All The Colors of The Dark/Review
From The Grindhouse Cinema Database
Since suffering the results of a car accident and losing her baby in the process, Jane (Edwige Fenech) has been having strange nightmares involving a grotesque child-birth and the murder of her mother (which really happened) by a strange, blue-eyed man (Ivan Rassimov). Besides having to deal with the disturbing dreams, the accident has also left some damage on Jane's love life with her husband, Richard (George Hilton) Richard is content on having Jane improve by psychoanalysis and medication, but Jane's sister, Barbara (Nieves Navarro) has other plans to help cure Jane's problems...Which involves the occult. Jane goes through with the black magic recommendation and after experiencing a blood ceremony/orgy within the cult's circle, the results have had positive effects on her. But she will now have to pay a price for now being a member of this wicked cult which leaves dead bodies in her path--With the blue-eyed man from her nightmares being accounted for as the killer.

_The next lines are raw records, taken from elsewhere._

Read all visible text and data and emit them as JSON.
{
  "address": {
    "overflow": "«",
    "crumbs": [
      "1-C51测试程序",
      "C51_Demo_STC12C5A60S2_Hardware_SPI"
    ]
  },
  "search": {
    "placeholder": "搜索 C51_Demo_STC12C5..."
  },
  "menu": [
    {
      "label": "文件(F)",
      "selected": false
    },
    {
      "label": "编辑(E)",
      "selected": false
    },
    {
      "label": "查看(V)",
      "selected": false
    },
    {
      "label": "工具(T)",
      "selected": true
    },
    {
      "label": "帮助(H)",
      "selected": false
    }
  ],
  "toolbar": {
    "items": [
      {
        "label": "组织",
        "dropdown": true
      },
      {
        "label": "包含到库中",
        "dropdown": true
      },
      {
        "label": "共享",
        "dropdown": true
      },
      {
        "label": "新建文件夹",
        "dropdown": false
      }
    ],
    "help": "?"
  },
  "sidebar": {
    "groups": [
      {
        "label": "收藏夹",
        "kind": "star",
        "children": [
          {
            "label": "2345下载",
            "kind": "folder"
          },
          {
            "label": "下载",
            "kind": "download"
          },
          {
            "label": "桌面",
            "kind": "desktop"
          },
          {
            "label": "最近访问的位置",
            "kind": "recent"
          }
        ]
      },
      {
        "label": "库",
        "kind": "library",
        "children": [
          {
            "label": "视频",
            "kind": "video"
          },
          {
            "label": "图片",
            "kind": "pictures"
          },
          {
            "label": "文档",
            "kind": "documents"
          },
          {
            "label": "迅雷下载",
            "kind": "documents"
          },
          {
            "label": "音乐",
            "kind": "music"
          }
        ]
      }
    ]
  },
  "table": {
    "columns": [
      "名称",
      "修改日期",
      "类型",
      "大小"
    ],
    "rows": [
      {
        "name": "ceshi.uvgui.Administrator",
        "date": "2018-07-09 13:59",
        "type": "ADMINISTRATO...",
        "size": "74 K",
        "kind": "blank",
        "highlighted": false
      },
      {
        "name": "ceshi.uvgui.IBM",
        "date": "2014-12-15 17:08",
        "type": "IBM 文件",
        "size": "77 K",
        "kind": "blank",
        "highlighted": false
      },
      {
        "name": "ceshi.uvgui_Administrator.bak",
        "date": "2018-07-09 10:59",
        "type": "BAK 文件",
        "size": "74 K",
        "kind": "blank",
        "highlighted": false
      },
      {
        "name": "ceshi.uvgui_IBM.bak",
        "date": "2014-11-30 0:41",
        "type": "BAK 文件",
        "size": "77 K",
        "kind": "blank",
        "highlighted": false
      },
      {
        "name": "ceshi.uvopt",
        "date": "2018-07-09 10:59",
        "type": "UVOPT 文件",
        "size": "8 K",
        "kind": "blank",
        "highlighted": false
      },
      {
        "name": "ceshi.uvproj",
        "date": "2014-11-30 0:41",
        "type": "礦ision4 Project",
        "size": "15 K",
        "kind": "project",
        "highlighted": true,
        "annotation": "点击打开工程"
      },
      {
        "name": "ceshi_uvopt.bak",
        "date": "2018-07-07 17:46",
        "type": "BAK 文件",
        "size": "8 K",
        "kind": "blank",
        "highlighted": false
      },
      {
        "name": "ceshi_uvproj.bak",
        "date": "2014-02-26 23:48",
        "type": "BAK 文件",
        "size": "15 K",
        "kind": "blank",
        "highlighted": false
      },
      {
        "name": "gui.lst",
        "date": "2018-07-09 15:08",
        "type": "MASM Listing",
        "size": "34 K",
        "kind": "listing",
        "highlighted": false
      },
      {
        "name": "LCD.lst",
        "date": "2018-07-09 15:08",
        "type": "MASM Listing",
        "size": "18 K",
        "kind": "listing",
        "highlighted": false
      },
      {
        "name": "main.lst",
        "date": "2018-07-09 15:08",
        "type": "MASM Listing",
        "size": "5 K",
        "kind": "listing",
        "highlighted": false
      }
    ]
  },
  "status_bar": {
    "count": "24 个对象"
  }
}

This is definitely one of the more stylized-looking gialli I've seen. The locales (set in England) are a nice, colorful departure from the usual Italian scenery. Plus the wild, nightmare sequences (though appearing briefly) provide the most subversive imagery that could be found within the genre. Rounding out this quite unique experience is the musical score from Bruno Nicolai which brings back shades of the eerie childlike chants heard in The Bird With The Crystal Plumage along with a different theme consisting of guitar-heavy melodies and sinister wailing which take place during the occult scenes (which, visually, owes a thing or two from Rosemary's Baby). Though the climax feels a bit disorganized and rushed, overall, this is still one to watch for. Especially for fans of Sergio Martino and Edwige Fenech.
Reviewed by Laydback